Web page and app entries
-.-.-

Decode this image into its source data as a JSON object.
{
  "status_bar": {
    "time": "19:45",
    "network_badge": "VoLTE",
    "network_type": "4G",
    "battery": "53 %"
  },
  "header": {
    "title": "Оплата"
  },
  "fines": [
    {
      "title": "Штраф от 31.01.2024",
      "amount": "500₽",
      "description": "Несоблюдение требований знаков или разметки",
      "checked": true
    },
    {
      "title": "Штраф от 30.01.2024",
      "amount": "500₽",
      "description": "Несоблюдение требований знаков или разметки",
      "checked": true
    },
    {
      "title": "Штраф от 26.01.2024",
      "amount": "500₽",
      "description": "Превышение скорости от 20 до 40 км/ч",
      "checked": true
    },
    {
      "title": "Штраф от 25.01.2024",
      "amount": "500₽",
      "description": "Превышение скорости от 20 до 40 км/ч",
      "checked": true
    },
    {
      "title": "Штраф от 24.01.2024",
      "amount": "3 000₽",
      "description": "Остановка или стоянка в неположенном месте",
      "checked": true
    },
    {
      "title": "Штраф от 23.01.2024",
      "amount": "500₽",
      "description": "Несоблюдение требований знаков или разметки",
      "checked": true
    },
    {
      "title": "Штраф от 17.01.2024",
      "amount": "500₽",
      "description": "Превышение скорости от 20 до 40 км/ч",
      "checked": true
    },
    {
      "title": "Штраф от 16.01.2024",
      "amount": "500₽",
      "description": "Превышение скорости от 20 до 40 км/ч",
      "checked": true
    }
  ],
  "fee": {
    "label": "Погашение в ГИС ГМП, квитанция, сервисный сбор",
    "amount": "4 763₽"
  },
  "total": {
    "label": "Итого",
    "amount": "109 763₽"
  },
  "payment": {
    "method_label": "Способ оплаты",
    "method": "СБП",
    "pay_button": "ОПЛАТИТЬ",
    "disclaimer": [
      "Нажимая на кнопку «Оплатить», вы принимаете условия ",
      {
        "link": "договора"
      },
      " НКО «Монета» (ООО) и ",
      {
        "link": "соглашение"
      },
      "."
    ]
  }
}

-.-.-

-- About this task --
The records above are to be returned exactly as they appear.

-- Answer space --
Decode this image into its source data as a JSON object.
{
  "status_bar": {
    "time": "19:45",
    "network_badge": "VoLTE",
    "network_type": "4G",
    "battery": "53 %"
  },
  "header": {
    "title": "Оплата"
  },
  "fines": [
    {
      "title": "Штраф от 31.01.2024",
      "amount": "500₽",
      "description": "Несоблюдение требований знаков или разметки",
      "checked": true
    },
    {
      "title": "Штраф от 30.01.2024",
      "amount": "500₽",
      "description": "Несоблюдение требований знаков или разметки",
      "checked": true
    },
    {
      "title": "Штраф от 26.01.2024",
      "amount": "500₽",
      "description": "Превышение скорости от 20 до 40 км/ч",
      "checked": true
    },
    {
      "title": "Штраф от 25.01.2024",
      "amount": "500₽",
      "description": "Превышение скорости от 20 до 40 км/ч",
      "checked": true
    },
    {
      "title": "Штраф от 24.01.2024",
      "amount": "3 000₽",
      "description": "Остановка или стоянка в неположенном месте",
      "checked": true
    },
    {
      "title": "Штраф от 23.01.2024",
      "amount": "500₽",
      "description": "Несоблюдение требований знаков или разметки",
      "checked": true
    },
    {
      "title": "Штраф от 17.01.2024",
      "amount": "500₽",
      "description": "Превышение скорости от 20 до 40 км/ч",
      "checked": true
    },
    {
      "title": "Штраф от 16.01.2024",
      "amount": "500₽",
      "description": "Превышение скорости от 20 до 40 км/ч",
      "checked": true
    }
  ],
  "fee": {
    "label": "Погашение в ГИС ГМП, квитанция, сервисный сбор",
    "amount": "4 763₽"
  },
  "total": {
    "label": "Итого",
    "amount": "109 763₽"
  },
  "payment": {
    "method_label": "Способ оплаты",
    "method": "СБП",
    "pay_button": "ОПЛАТИТЬ",
    "disclaimer": [
      "Нажимая на кнопку «Оплатить», вы принимаете условия ",
      {
        "link": "договора"
      },
      " НКО «Монета» (ООО) и ",
      {
        "link": "соглашение"
      },
      "."
    ]
  }
}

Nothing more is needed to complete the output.